Women & The World
Women & The World
Angele Bučyte, (PhD), has been working at the European Commission and European Parliament, she is the reserve civil servant of EU institutions and Country chair Ecocivilisation Lithuania.
Recently, she works with her own consultancy European Technology Policy, preparing the Horizon Europe project proposal for EU Green Deal, and in consulting the Lithuanian Government on the green transition.
Angele is the pro-bono Pro-Rector of the Brussels Academy of Justice, working for bringing the Western democracies to the countries of the Eastern Partnership, in particular to South Caucasus.
Prof. Angele Bucytec
Rajni Vohra : What is the current major issue that remains unaddressed and can have a massive turnaround in the World if addressed?
Angele Bucytec :The major current issue relates to the core of the recent economic system, to the so-called neoliberal approach to economics, providing for a profit-first versus people-first approach, leading to unjustified asymmetries in wealth, the connection of business with politics, social and economic injustice, other asymmetries, including women rights and true equality between men and women, over-exploitation of nature and the climate change. The neoliberal approach to economics, established by the so-called Washington consensus of 1970, also led to the erosion of human-to-human connection, while putting stress on self-interest and individuality, and the erosion of empathy, and kindness, which are very core of every human being. The erosion of the human dimension has been called one of the major major global risks by many international organizations, e.g., the World Economic Forum, and the World Bank. We blame the recent economic system for the climate crisis. Several thinkers agree that without changing the fundamentals of recent capitalism, we will not be able to become carbon neutral, because the profit and lobby are stronger the nature. Without changing the economic system, we will not be able to become fully peaceful, to ensure the true cooperation of differences, e.g. of different economic and political systems. It will be a never-ending battle for influence and for profit, leading us to see others as the competitors-enemies. The need for change has been well understood after the 2008-2009 crisis, with the Wall Street movements, and with the rise of other grass-root initiatives. Pope Francis has also called for a change in its encyclics Laudato Si and All Brothers. The need is here, as shown also by the survey related to Laudato Si encyclical, I did for my research, showing that more than 80 percent of the world’s population would welcome the Capitalism 2 model of the economy, with nature, social justice, people-first approach, basic income and development needs to be at the core of it. Another research, I did, for Europa 2020 strategy, has demonstrated that the reduction of poverty is one of the most powerful sources of economic growth, equal to innovations.
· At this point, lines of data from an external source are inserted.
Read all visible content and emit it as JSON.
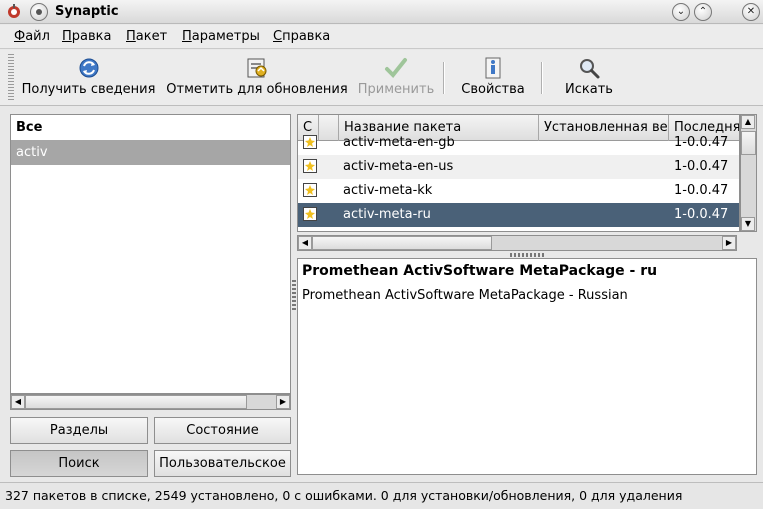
{
  "window": {
    "title": "Synaptic"
  },
  "menu": [
    {
      "label": "Файл"
    },
    {
      "label": "Правка"
    },
    {
      "label": "Пакет"
    },
    {
      "label": "Параметры"
    },
    {
      "label": "Справка"
    }
  ],
  "toolbar": {
    "reload": {
      "label": "Получить сведения",
      "icon": "refresh-icon"
    },
    "mark_upgrades": {
      "label": "Отметить для обновления",
      "icon": "mark-upgrades-icon"
    },
    "apply": {
      "label": "Применить",
      "icon": "checkmark-icon",
      "disabled": true
    },
    "properties": {
      "label": "Свойства",
      "icon": "properties-icon"
    },
    "search": {
      "label": "Искать",
      "icon": "magnifier-icon"
    }
  },
  "filter_list": {
    "items": [
      {
        "label": "Все",
        "bold": true,
        "selected": false
      },
      {
        "label": "activ",
        "bold": false,
        "selected": true
      }
    ]
  },
  "view_buttons": {
    "sections": "Разделы",
    "status": "Состояние",
    "search": "Поиск",
    "custom": "Пользовательское"
  },
  "package_table": {
    "columns": [
      "С",
      "",
      "Название пакета",
      "Установленная ве",
      "Последня"
    ],
    "rows": [
      {
        "name": "activ-meta-en-gb",
        "version": "1-0.0.47",
        "selected": false
      },
      {
        "name": "activ-meta-en-us",
        "version": "1-0.0.47",
        "selected": false
      },
      {
        "name": "activ-meta-kk",
        "version": "1-0.0.47",
        "selected": false
      },
      {
        "name": "activ-meta-ru",
        "version": "1-0.0.47",
        "selected": true
      }
    ]
  },
  "description": {
    "title": "Promethean ActivSoftware MetaPackage - ru",
    "text": "Promethean ActivSoftware MetaPackage - Russian"
  },
  "statusbar": {
    "text": "327 пакетов в списке, 2549 установлено, 0 с ошибками. 0 для установки/обновления, 0 для удаления"
  },
  "colors": {
    "selection": "#4a6178",
    "left_selection": "#a6a6a6"
  }
}
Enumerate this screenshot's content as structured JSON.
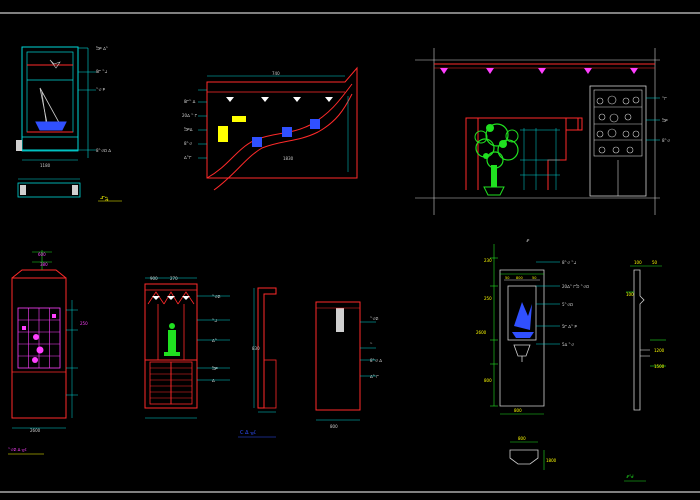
{
  "drawing": {
    "colors": {
      "background": "#000000",
      "frame": "#ffffff",
      "wall": "#ff2a2a",
      "dimension": "#00d8d8",
      "plant": "#20e020",
      "accent_magenta": "#ff40ff",
      "accent_yellow": "#ffff00",
      "accent_blue": "#3050ff",
      "neutral": "#d0d0d0"
    },
    "title_1": "ᖹᖸ᪘",
    "title_4": "ᓐᜏᕠ ᐃ ᚗᦷ",
    "title_5": "C ᐃ ᚗᦷ",
    "title_7": "ᕵᖁ",
    "dims": {
      "d1": "1180",
      "d2": "740",
      "d3": "1830",
      "d4": "600",
      "d5": "380",
      "d6": "250",
      "d7": "2600",
      "d8": "900",
      "d9": "270",
      "d10": "830",
      "d11": "800",
      "d12": "230",
      "d13": "50",
      "d14": "100",
      "d15": "1200",
      "d16": "1500",
      "d17": "2600",
      "d18": "800",
      "d19": "800",
      "d20": "1800"
    },
    "notes": {
      "n1": "ᘸᖴ ᐃᓐ",
      "n2": "8ᖸ ᓐᖹ",
      "n3": "ᓐᜏ ᖴ",
      "n4": "8ᓐᜏᕠ ᐃ",
      "n5": "8ᖸᓐ ᐃ",
      "n6": "20ᐃ ᓐ ᖸ",
      "n7": "ᘸᖴᐃ",
      "n8": "8ᓐᜏ",
      "n9": "ᐃᓐᖸ",
      "n10": "ᓐᖸ",
      "n11": "ᘸᖴ",
      "n12": "8ᓐᜏ",
      "n13": "ᓐᜏᕠ",
      "n14": "ᓐᖹ",
      "n15": "ᐃᓐ",
      "n16": "ᘸᖴ",
      "n17": "ᐃ",
      "n18": "ᓐᜏᕠ",
      "n19": "ᓐ",
      "n20": "8ᓐᜏ ᐃ",
      "n21": "ᐃᓐ ᖸ",
      "n22": "ᓐ",
      "n23": "ᘸᖴ ᐃ",
      "n24": "ᓐ",
      "n25": "ᓐᜏ",
      "n26": "ᕵ",
      "n27": "8ᓐᜏ ᓐᖹ",
      "n28": "20ᐃᓐ ᖸᘸ ᓐᜏᕠ",
      "n29": "5ᓐᜏᕠ",
      "n30": "5ᖸ ᐃᓐ ᖴ",
      "n31": "5ᐃ ᓐᜏ",
      "n32": "ᓐ ᖸ",
      "n33": "ᐃᓐ",
      "n34": "ᘸᖴ"
    }
  }
}
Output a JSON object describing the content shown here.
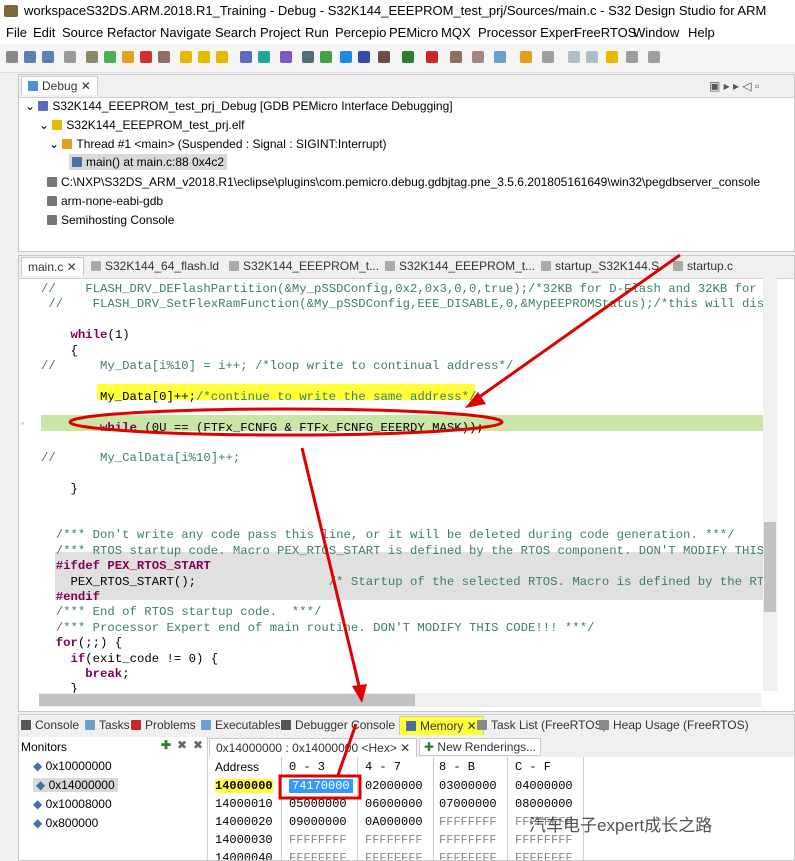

It should be a major economic event, like the post-war Bretton Woods conference, which would define the parameters of the new economic system, be it Capitalisms or other, which is applicable for the realities of 21st-century societies to prosper and to progress. Many economic notions and paradigms shall be reconsidered, including drivers of economic growth, human development indicators, and others.
Rajni Vohra : In your experience, what is the best way to empower women in developing nations?
Angele Bucytec : The best way to empower women in the developing world is education -education for all, for women and for men; and the provision of means of empowerment., e.g. employment, capital, support, and mentoring. Each human being aspires for the realization of their potential, women, as they are more sensitive and feel deeper. The Government and the umbrella policy support are important, nothing will change without this. The publicity is important, as the more we speak, the more it happens. However, along with this, the realization on the ground makes all the difference, and this is the most difficult part to do, as we must go down of the stage, of tribunes, of speeches and oats, and do the work with very concrete examples, with women, who maybe have few resources, feel yet abused and scared, traumatized, not that joyful, but who need to be smartly guided and mentored. The Big Brother/Big Sister approach works here.
Rajni Vohra : Where do you see your current role in helping society?
Angele Bucytec : In my spare time, I do a lot of volunteering. Recently, I do help Ugandan NGO Teyapi4Peace to decrease the poverty, especially of women, in Easter Uganda, to collect funds for girls’ education at schools, training them in advanced farming, etc. I also volunteer as the country chair for Ecocivilisation movement of G100 Chair Violeta Bulc. Being a certified Laudato Si animator, I do another affordable helping, as people come along. Apart from this, I work for a Lithuanian environmental agency to make societies CO2 emissions-free, and run Transatlantic Club Climate Alfa, aiming at advanced climate analytics, where we generously welcome women from the developing world to be part of our Club.
Rajni Vohra : What impact do you envisage and aim for through your work?
Angele Bucytec : I would envisage that my impact is for societies to be more justful and peaceful in all respects, more respectful and involving, braver and speaking up. Because, one person can do a lot, due to a good example, the role model spreads along while leaving a legacy and memories for generations. I have read that one peaceful thought can peacefully impact 100+ people around. Thus, I would encourage other single fighters, not to be shy, but go and change the world for the better.
Rajni Vohra : Thank you for talking to us.